"The road to hell was paved with good intentions," wrote one person, using the hashtag #EbolaOutbreak. "What do we say to our kids When they get sick& die?"
On the website of conspiracy talker Alex Jones, who has long purported the CDC could unleash a pandemic and the government would react by instituting authoritarian rule, the news was a feast of fodder.
"Feds would exercise draconian emergency powers if Ebola hits U.S.," a headline read on infowars.com.
Ribner repeatedly downplayed the risk for anyone who will be in contact with Brantly or Writebol. The doctor noted the two patients -- Nancy Writebol and Dr. Kent Brantly -- are both health care workers had put themselves at risk by going to Africa to help people in need.

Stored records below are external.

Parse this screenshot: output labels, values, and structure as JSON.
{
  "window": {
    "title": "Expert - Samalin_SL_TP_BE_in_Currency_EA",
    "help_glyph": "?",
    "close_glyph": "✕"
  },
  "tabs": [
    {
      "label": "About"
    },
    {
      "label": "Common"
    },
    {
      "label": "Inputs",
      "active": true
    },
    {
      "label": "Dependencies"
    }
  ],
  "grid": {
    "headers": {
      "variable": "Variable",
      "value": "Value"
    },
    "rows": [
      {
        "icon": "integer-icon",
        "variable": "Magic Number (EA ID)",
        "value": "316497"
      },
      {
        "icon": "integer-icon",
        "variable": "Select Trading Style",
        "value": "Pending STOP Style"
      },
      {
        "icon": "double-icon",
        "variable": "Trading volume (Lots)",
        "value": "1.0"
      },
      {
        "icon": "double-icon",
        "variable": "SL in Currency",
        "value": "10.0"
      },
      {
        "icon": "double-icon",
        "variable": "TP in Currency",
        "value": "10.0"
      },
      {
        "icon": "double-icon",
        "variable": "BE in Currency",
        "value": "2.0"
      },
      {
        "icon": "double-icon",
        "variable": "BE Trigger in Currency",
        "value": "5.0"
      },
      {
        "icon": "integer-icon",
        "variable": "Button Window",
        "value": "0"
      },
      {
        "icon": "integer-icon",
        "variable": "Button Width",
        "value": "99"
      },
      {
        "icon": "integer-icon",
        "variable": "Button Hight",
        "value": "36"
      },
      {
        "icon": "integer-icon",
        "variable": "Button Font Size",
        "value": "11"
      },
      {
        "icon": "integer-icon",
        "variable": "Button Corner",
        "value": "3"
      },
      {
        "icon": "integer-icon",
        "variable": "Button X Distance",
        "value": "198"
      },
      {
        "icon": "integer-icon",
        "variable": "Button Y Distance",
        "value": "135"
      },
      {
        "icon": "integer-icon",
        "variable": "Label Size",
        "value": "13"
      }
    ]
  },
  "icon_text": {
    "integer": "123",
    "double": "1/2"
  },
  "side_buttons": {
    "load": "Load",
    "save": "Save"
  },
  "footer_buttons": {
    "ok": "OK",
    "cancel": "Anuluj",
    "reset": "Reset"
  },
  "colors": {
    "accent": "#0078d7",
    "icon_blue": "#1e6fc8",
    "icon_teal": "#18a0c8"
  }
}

"We have two individuals who are critically ill, and we feel that we owe them the right to receive the best medical care," Ribner said, adding that the two will have a much better chance being treated in the United States than in Africa.
Still, even if Brantly and Writebol don't spread Ebola in the United States, others might.
Many experts have said that other people will probably come to the country with Ebola at some point. It takes a while for symptoms -- which start out like many diseases, including common flus, with headaches, fever, nausea and diarrhea, then progress to abdominal pain and bleeding -- to break out. An infected person can get onto a plane feeling fine, then fall ill after landing.
The fight against Ebola
For all the concerns about the United States, it's nothing compared to the harsh reality in West Africa.
Ebola has been spread before in the past 40 years, but never like this. Dr. Margaret Chan, the head of the World Health Organization, on Friday described what's happening there as "an unprecedented outbreak accompanied by unprecedented challenges."
Dr. Thomas Frieden, director of the CDC, said that even in a best-case scenario, it could take three to six months to stem the epidemic in West Africa.
Chan noted that the virus is moving over porous borders, by plane. It has gone into rural areas where it's hard to get adequate treatment, as well as crowded cities where it can spread more easily.
Worst of all, she said, "This outbreak is moving faster than our efforts to control it. If the situation continues to deteriorate, the consequences can be catastrophic in terms of lost lives, but also severe socioeconomic disruption and a high risk of spread to other countries."
So what can be done? There is no standardized treatment; the most common approach is to support organ functions and keep up bodily fluids like blood and water long enough for the body to fight off the infection.
Nor is there a vaccine, though one is in the works.
The National Institutes of Health announced Thursday that it will begin testing an experimental Ebola vaccine in people as early as September. Tests on primates have been successful.
The announcement came the same day the CDC issued a level three alert for Guinea, Liberia and Sierra Leone, warning against any nonessential travel to the region.
As of now, the outbreak has been confined to West Africa, but it is getting worse there. Although infections are dropping off in Guinea, they are on the rise in Liberia and Sierra Leone.
In her statement, Chan said the calamity can be curbed, especially if the world steps up to provide equipment, experts, supplies and other resources for the most affected countries.
"Ebola outbreaks can be contained," she said. "Chains of transmission can be broken. Together, we must do so."
CNN's Barbara Starr, Jason Hanna, Millicent Smith and Caleb Hellerman contributed to this report.